Task brief:
Copy out all the lines in the records that include the word "icon".

Information given:
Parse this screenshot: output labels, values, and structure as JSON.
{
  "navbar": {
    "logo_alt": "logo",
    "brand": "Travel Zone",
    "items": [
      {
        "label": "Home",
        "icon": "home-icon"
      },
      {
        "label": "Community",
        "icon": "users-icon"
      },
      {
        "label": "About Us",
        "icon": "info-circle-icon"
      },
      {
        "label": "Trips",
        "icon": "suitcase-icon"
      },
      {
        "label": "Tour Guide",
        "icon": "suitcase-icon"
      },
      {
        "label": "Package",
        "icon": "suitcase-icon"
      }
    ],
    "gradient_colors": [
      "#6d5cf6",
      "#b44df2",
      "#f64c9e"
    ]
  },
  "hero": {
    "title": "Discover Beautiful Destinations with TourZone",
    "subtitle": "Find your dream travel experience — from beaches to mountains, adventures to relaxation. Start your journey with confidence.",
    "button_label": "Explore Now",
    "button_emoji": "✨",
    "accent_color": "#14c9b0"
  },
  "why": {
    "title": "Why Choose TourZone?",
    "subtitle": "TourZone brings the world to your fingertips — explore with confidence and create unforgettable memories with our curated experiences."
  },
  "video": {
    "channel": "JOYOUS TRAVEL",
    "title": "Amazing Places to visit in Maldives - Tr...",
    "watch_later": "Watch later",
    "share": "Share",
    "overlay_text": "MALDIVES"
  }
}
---
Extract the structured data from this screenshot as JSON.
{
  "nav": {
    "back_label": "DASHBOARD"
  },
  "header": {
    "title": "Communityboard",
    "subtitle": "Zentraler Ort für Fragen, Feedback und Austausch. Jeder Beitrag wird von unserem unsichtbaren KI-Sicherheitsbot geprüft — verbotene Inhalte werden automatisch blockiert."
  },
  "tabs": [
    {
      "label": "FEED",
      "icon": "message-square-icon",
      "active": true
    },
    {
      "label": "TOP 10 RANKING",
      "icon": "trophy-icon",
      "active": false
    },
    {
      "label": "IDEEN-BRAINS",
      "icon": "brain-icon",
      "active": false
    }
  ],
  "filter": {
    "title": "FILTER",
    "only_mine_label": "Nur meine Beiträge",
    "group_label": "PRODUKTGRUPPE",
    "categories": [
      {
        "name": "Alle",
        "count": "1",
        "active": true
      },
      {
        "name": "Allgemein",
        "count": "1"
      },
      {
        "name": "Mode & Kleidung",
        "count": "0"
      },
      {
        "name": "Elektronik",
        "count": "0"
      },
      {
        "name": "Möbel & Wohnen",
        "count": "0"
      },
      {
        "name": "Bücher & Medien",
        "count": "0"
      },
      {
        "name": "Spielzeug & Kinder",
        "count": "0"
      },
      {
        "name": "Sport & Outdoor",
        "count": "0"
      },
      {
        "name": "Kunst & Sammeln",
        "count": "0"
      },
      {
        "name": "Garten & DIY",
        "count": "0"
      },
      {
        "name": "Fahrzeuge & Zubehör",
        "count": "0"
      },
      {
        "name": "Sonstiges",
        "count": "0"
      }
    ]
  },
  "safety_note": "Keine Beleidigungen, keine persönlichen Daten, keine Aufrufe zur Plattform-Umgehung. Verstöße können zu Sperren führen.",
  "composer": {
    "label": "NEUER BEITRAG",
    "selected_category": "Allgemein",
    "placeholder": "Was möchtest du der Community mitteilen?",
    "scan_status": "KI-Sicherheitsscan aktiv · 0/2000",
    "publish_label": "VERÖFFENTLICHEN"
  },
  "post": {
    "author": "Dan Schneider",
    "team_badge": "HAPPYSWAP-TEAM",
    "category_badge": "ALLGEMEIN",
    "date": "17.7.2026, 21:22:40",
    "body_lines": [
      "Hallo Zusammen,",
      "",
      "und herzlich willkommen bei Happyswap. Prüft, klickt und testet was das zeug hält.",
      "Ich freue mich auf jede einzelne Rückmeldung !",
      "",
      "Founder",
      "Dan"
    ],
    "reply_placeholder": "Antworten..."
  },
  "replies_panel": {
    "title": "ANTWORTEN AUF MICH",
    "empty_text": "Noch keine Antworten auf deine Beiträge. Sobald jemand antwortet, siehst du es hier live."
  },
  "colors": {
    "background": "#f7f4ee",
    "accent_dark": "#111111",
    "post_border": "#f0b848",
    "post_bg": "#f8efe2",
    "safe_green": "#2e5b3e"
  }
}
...
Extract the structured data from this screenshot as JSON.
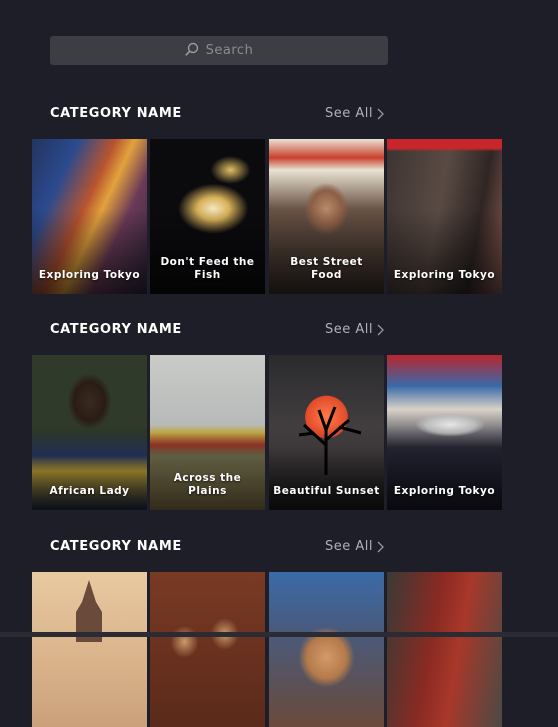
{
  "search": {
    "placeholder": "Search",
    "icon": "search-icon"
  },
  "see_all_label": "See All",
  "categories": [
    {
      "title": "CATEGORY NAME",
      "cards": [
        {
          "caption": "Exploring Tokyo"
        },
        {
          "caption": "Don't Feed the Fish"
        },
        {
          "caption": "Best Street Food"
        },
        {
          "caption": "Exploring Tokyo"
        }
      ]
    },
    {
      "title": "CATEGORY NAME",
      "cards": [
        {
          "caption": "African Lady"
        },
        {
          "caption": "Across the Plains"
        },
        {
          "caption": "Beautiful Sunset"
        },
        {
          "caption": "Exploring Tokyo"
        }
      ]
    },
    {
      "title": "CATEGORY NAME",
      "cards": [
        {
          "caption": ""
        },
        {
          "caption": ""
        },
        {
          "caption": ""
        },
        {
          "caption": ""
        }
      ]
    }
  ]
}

Solution to the problem:
        "icon": "home-icon"
        "icon": "users-icon"
        "icon": "info-circle-icon"
        "icon": "suitcase-icon"
        "icon": "suitcase-icon"
        "icon": "suitcase-icon"
      "icon": "message-square-icon",
      "icon": "trophy-icon",
      "icon": "brain-icon",
    "icon": "search-icon"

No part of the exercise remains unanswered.